Despite being one of the companies with the most aggressive profit-maximizing policies, Apple has pulled out at the last minute of a deal that would have brought it NAND chips more than 20% cheaper than current suppliers.
Long in preparation, Apple’s plan to cut its NAND chip supply costs by any means possible ran up against US policies to block by any means possible the Chinese rise in the high-tech semiconductor niche, hitherto based on copying/theft of Western technologies and generous government subsidies. And YMTC (Yangtse Memory Technologies Co) is one of those companies “grown” on the Huawei model, with virtually unlimited funds directed directly from the state budget. Like Huawei, YMTC’s business model is to undermine competition by delivering products at vastly undervalued prices, leaving the PPC (Communist Party of China) to cover losses justified by its imperative need to corner the global semiconductor market.
For now, YMTC still “suffers” from a shortage of truly cutting-edge technologies, with products shipped several generations behind solutions offered by Western companies. However, the company has managed to develop its own flash storage solution based on 3D NAND technology, the top of the range being a 128-layer module that can compete with the most advanced solutions provided by Samsung or Micron, but at a price point at least 20% lower. From here, it’s easy to see that if the plan hadn’t been blocked at the insistence of the US government, the only obstacle to excluding Samsung and Micron from Apple’s list of suppliers would have been the Chinese partner’s ability to fill the huge chip orders expected from the iPhone maker.
According to information taken from the Nikkei Asia publication “the proposed solutions were validated by Apple, but when mass production of the new iPhone began the manufacturing lines did not start at the Chinese supplier”.
It seems the plan was to use YMTC chips only for iPhones sold in China, Apple hoping this would overcome objections from US politicians.

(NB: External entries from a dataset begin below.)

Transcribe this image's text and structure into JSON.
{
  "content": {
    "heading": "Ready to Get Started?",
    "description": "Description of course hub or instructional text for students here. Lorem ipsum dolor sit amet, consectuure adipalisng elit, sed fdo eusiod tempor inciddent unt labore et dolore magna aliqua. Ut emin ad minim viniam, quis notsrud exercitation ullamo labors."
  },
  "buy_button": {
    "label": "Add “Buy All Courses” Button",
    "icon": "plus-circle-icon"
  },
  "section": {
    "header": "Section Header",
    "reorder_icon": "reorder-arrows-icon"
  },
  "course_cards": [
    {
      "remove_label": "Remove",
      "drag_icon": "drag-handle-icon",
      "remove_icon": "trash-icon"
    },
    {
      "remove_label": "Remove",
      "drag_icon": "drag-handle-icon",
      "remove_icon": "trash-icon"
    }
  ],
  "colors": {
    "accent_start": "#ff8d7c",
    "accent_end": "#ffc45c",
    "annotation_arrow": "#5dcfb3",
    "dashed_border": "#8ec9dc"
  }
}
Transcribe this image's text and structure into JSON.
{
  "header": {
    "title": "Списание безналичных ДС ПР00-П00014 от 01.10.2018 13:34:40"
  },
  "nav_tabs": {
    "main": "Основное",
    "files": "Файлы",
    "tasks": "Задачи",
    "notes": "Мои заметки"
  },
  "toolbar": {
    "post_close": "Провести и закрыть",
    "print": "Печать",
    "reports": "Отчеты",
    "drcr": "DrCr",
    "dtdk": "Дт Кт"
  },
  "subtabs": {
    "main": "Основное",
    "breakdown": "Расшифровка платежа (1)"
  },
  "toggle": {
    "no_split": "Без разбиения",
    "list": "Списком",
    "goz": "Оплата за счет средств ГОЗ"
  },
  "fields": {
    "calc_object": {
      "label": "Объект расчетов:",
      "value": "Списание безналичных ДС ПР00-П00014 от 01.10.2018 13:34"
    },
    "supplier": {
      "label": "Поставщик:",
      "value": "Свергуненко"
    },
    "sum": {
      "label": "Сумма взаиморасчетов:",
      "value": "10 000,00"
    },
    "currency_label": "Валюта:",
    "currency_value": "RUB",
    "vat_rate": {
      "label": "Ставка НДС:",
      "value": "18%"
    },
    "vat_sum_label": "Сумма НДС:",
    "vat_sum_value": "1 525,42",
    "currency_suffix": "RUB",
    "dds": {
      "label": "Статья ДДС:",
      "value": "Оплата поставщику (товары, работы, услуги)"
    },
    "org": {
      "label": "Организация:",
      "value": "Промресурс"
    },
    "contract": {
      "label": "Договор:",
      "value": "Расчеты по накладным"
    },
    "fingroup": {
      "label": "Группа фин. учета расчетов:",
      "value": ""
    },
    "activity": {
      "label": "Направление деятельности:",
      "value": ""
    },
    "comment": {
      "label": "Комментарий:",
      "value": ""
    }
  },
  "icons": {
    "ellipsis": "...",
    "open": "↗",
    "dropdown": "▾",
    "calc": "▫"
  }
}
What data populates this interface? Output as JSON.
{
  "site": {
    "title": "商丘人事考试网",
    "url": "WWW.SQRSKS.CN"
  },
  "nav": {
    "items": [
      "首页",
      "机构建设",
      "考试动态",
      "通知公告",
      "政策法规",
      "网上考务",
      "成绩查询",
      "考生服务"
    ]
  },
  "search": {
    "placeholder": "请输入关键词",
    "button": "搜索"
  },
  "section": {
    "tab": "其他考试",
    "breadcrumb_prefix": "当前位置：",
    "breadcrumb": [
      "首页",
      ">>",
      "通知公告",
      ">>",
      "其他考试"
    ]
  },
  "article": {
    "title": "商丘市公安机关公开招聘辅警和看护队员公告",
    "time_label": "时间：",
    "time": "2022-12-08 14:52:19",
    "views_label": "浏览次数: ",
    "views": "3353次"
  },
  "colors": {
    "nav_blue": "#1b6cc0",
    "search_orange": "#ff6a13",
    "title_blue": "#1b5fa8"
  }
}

But another source, who remained anonymous, claimed that Apple was planning to source up to 40% of its NAND memory requirements for iPhones from the Chinese supplier.
The new policies implemented by the US to control technology exports are part of the Biden administration’s goal to bolster American microprocessor production as well as avoid potential security concerns. However, the Biden Administration had granted exemptions to certain companies to avoid creating a bottleneck in the industry. Officially, Apple is still not prohibited from using YMTC as a semiconductor supplier, but rather the decision appears to have been made at the top of the company, following discussions with policymakers.